This rule does not prohibit using a conduit body that is larger than the largest raceway to which it is attached. Installing a reducing fitting into a conduit body and attaching the conduit body to a smaller conduit or tubing is not a violation. For example, a conduit body will contain conductors that will be spliced. Since additional volume allowance is needed, an oversized conduit body will be installed. Although the raceway system is _-in. rigid-metal conduit, the conduit body will be sized for 1-in. raceway entries. Since the conduit body is larger than the attached raceway, there is no violation (see Figure 6).

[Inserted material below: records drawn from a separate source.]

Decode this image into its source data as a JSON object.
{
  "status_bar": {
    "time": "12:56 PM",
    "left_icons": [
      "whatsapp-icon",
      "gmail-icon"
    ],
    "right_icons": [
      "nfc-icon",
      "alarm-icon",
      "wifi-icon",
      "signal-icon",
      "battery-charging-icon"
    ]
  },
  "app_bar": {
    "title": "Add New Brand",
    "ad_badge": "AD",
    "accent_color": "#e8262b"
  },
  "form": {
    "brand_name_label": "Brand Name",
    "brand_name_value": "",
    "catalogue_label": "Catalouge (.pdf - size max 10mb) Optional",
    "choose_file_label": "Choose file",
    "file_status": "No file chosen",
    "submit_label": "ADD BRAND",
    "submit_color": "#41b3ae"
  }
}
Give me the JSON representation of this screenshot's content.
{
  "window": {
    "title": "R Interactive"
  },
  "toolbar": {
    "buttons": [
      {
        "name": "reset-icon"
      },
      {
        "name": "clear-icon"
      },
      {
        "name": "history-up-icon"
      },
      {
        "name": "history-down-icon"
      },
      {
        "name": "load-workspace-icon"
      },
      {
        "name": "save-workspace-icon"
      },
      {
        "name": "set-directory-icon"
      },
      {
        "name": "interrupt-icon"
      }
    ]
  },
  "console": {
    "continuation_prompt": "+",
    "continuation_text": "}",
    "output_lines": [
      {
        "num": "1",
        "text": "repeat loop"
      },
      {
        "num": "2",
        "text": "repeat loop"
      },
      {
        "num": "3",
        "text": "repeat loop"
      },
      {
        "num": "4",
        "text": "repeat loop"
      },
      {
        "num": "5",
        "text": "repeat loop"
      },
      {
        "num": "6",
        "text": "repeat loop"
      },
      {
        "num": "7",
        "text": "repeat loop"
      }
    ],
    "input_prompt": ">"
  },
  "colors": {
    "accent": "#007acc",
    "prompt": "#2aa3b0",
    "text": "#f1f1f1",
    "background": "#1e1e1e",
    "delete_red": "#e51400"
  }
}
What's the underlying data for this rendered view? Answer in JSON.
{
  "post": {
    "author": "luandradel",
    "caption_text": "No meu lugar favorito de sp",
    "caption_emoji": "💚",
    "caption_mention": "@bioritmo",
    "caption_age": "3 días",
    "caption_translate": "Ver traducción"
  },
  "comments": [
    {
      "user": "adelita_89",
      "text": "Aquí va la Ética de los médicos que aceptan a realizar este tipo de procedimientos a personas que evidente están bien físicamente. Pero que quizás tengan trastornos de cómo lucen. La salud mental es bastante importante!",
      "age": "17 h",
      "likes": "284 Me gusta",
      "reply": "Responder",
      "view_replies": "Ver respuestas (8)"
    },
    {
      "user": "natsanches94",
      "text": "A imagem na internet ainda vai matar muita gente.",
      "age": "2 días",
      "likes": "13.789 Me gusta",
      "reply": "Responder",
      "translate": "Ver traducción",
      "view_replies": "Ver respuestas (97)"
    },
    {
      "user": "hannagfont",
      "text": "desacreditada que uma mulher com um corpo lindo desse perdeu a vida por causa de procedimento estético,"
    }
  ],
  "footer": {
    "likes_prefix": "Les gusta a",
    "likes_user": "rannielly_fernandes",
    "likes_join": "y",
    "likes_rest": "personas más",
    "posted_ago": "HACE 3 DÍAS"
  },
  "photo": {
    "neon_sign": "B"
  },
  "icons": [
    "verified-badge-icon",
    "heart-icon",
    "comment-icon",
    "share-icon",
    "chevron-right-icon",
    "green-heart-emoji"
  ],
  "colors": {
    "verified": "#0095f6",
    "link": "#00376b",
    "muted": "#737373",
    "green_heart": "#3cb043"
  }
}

Compliance with the first sentence of 314.16(C)(1) is not required for short radius conduit bodies as stipulated in 314.5. Conduit bodies, such as capped elbows and service-entrance elbows enclosing conductors 6 AWG or smaller and that are only intended to enable the installation of the raceway and the contained conductors, shall not contain splices, taps or devices. Although standard conduit bodies are permitted to contain splices, taps or devices under specified conditions, short-radius conduit bodies cannot. Short-radius conduit bodies must also be of sufficient size to provide free space for all conductors enclosed in the conduit body. [314.5] Boxes and conduit bodies enclosing conductors 4 AWG or larger must also comply with the provisions of 314.28.

Next month's “Code in Focus” continues the discussion of box-fill calculations. EC

MILLER, owner of Lighthouse Educational Services, teaches classes and seminars on the electrical industry. He is the author of “Illustrated Guide to the National Electrical Code” and NFPA’s “Electrical Reference.” He can be reached at 615.333-3336, charles@charlesRmiller.com or www.charlesRmiller.com.